      Clearly who join these groups, is extremely narrow minded and blinded to the point they don’t see anything other than blood to accomplish what their leaders told them to do.

      1. Ammar, when people are going to stop listening to news, they will eventually know the truth. You cannot say that ISIS group members are doing what you have said or mentioned in the TV channels. If you monitor them closely and understand the real issue, you wouldn’t say that.

        What ever you see in TV is exactly the opposite of what’s really happening.

  2. ISIS (or ISIL ) certainly changed strategic thinking by invading Mosul with 1300 fighters today. That is not tactics of insurgents. Fits your state actor thesis.

  3. Doug and Brian, Nice article. A couple thoughts.

    – It’s a big area, but in Anbar anyway, 90 percent of the people live along the river.
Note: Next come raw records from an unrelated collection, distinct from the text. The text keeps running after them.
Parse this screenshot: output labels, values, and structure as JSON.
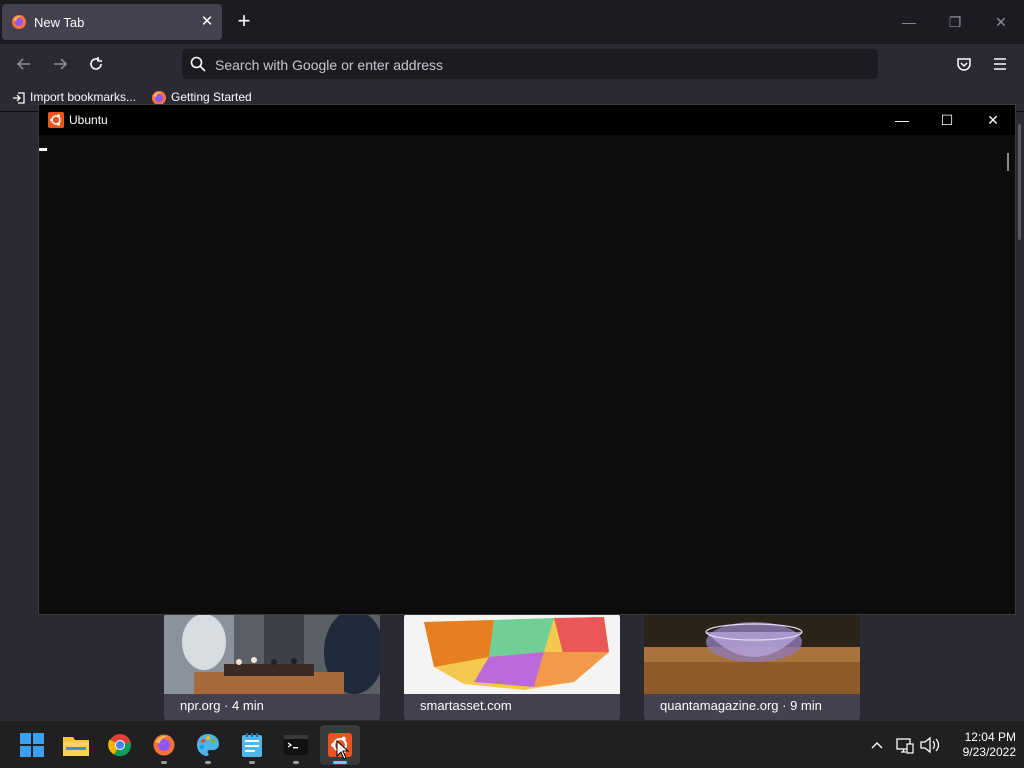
{
  "browser": {
    "tab": {
      "title": "New Tab",
      "close_glyph": "✕"
    },
    "new_tab_glyph": "+",
    "window_controls": {
      "minimize": "—",
      "restore": "❐",
      "close": "✕"
    },
    "nav": {
      "back_icon": "arrow-left-icon",
      "forward_icon": "arrow-right-icon",
      "reload_icon": "reload-icon"
    },
    "urlbar": {
      "placeholder": "Search with Google or enter address"
    },
    "toolbar": {
      "pocket_icon": "pocket-icon",
      "menu_icon": "hamburger-menu-icon"
    },
    "bookmarks": [
      {
        "label": "Import bookmarks...",
        "icon": "import-icon"
      },
      {
        "label": "Getting Started",
        "icon": "firefox-icon"
      }
    ],
    "stories": [
      {
        "source": "npr.org · 4 min",
        "thumb": "chess-photo"
      },
      {
        "source": "smartasset.com",
        "thumb": "us-map"
      },
      {
        "source": "quantamagazine.org · 9 min",
        "thumb": "glass-teacup"
      }
    ]
  },
  "terminal": {
    "title": "Ubuntu",
    "icon": "ubuntu-icon",
    "controls": {
      "minimize": "—",
      "maximize": "☐",
      "close": "✕"
    }
  },
  "taskbar": {
    "apps": [
      {
        "name": "start",
        "icon": "windows-start-icon"
      },
      {
        "name": "file-explorer",
        "icon": "folder-icon"
      },
      {
        "name": "chrome",
        "icon": "chrome-icon"
      },
      {
        "name": "firefox",
        "icon": "firefox-icon"
      },
      {
        "name": "paint",
        "icon": "paint-icon"
      },
      {
        "name": "notepad",
        "icon": "notepad-icon"
      },
      {
        "name": "terminal",
        "icon": "terminal-icon"
      },
      {
        "name": "ubuntu",
        "icon": "ubuntu-icon"
      }
    ],
    "tray": {
      "chevron": "^",
      "network_icon": "network-icon",
      "volume_icon": "volume-icon"
    },
    "clock": {
      "time": "12:04 PM",
      "date": "9/23/2022"
    }
  },
  "colors": {
    "ubuntu_orange": "#e95420",
    "accent": "#60cdff"
  }
}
There is just nothing to sustain these guys out in the desert. They aren’t tribesman and don’t have the skills to survive without some infrastructure. The environment also allows us to better refine and focus our collection operations.

    – They are larger and more conventional than AQI. Effective C2 will require them to talk. That should make them vulnerable.

    – We still have tribal contacts in Fallujah, Ramadi, Al Qaim, etc. We could re-establish collection and operational facilitation if required.

    – Sooner or later ISIS’ excesses will make them their own worst enemy. They are better than AQI by facilitating some services for the people, but Anbari’s won’t live under a repressive religious regime for long.

    – I think if we target the leadership, over time, the wheels come off. Leadership instability causes friction within the ranks, especially as they have to reach deeper and deeper to find guys to put in charge.

    Enjoyed the article.

  4. What we are witnessing in Iraq and Syria is in direct contravention to the 1916 Sykes-Picot Agreement between Britain, France and Czarist Russia. The imperialists were seeking to extend their colonial agenda in expectation of the demise of the Ottoman Empire. In so doing, a European style settlement was erected by which borders were drawn with a complete disregard for clannish associations, tribal affiliations, religious differences and ethnic passions.

    Islamic State in Iraq and the Levant seems intent on overturning the above arrangement. A colonial arrangement; an imperialist arrangement. A holdover situation from the world’s most important event in human history in the last 100 years . . . World War I. For the modern Middle East is a product of World War I/Colonialism. Vietnam is a product of World War I/Colonialism, in reference to an earlier comment on the U.S, being booted out of Southeast Asia.

    But the current state of affairs was imposed on the indigenous peoples of the Middle East in a manner most foul and perfidious. And right now, we are witnessing a backlash to a century old colonial arrangement.